The hips may require a multi-faceted approach focusing on both mobility and stability. Many clients will present with limited hip internal and/or external rotation. For them, improving mobility first is key. A great exercise to help improve hip internal and external rotation is the hip drop exercise. Simply ask your client to lie supine with legs bent either on the floor or treatment table. Then ask them to spread their feet and knees wider than hip width apart. Dynamically, the client will then begin to drop their knees side-to-side in a controlled fashion while maintaining a wider than hip width position. This drill may be performed for 10 or more repetitions for multiple sets as needed.

Those with great hip mobility, or those clients who have now achieved great hip mobility, may require hip stability. While there are many exercises to address hip stability in the golf swing, one great exercise is the lateral band walk with torso rotation. This exercise will be performed in golf posture and is fantastic at helping golfers prevent sliding and swaying in the golf swing. Simply place an elastic band of appropriate resistance around your client’s ankles and ask them to walk laterally. Each time they take a lateral step and their lead foot makes contact with the ground, instruct your client to rotate, with arms crossed over their chest, into the lead leg without letting the hips slide or sway. This rotational action forces your client to load into the glute complex as they should during the golf swing without unwanted lateral movement.

After your workout or a round of golf, use Pain Relief Gel as needed to alleviate soreness and speed recovery. Deep Freeze™ Power In Motion™ Turbo Recovery Body Wash Gel is also a great addition to any total body recovery system. Optimal recovery allows for more frequent, less taxing play and exercise. And don’t forget the importance sound sleeping and nutritional habits. Work as hard on your recovery as you do on your game.

In closing, optimal athleticism for golf is achieved by promoting the body’s natural design of alternating mobile and stable joints. Correct posture is vital and a variable approach via therapeutic bodywork and exercise is necessary to achieve the desired outcome.

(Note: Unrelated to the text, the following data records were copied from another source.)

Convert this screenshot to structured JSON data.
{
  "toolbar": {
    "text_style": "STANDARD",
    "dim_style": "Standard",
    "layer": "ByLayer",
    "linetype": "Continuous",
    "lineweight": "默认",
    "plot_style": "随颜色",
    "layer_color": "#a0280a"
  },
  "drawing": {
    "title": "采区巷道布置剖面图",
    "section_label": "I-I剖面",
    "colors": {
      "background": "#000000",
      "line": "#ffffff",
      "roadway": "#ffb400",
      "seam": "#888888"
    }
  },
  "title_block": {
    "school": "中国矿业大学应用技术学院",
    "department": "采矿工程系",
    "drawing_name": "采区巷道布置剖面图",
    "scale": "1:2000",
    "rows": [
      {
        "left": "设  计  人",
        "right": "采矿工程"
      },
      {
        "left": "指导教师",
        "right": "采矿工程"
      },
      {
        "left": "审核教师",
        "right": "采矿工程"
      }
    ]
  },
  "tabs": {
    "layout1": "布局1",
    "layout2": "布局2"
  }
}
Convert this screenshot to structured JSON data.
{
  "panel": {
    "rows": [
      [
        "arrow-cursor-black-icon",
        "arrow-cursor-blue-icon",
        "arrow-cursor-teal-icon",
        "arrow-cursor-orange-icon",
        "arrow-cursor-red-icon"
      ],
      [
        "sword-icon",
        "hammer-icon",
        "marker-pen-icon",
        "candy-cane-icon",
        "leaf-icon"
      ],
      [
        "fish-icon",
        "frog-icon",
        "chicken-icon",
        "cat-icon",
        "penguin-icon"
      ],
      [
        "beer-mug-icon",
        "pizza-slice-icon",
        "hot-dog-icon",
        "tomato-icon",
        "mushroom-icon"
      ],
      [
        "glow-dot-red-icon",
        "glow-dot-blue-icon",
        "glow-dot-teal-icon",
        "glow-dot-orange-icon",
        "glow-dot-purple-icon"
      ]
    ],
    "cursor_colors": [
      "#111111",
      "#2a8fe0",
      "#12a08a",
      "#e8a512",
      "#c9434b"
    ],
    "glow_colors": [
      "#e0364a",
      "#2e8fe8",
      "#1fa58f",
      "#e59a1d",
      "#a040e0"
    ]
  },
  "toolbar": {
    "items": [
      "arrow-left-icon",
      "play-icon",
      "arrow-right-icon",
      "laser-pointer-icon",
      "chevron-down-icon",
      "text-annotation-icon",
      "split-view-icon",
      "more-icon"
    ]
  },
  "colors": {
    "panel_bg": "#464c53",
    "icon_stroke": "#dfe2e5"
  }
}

Bruce Baltz is the founder of SpiriPhysical LLC and Co-Owner & National Director of Education for Deep Freeze Team LLC and a licensed massage therapist in NY and FL . He is an internationally recognized educator with over 35 years of experience in the fitness and bodywork industry. Bruce is the current Chair Elect for NCBTMB.
Kevin Caldabaugh is the Fitness Director at John’s Island Club, the NSCA State Director of Florida and the President of the Club Spa and Fitness Association (CSFA). He holds a bachelor’s degree in economics from the University of North Florida and master’s degrees in human performance and sports management from the University of Florida and California University of Pennsylvania.
All of Deep Freeze Team LLC Treatments are designed for health care practitioners with experience in the demonstrated modality.
DISCLAIMER: The practice of Deep Tissue Healing and Active Isolated Stretching (AIS) without proper training from a practitioner qualified to teach these modalities can cause injury. Therefore, SpiriPhysical LLC, Bruce Baltz and Deep Freeze Team, LLC jointly and severally, cannot and shall not be held liable for any injury or other consequence resulting from the practice of Deep Tissue Healing and Active Isolated Stretching(AIS).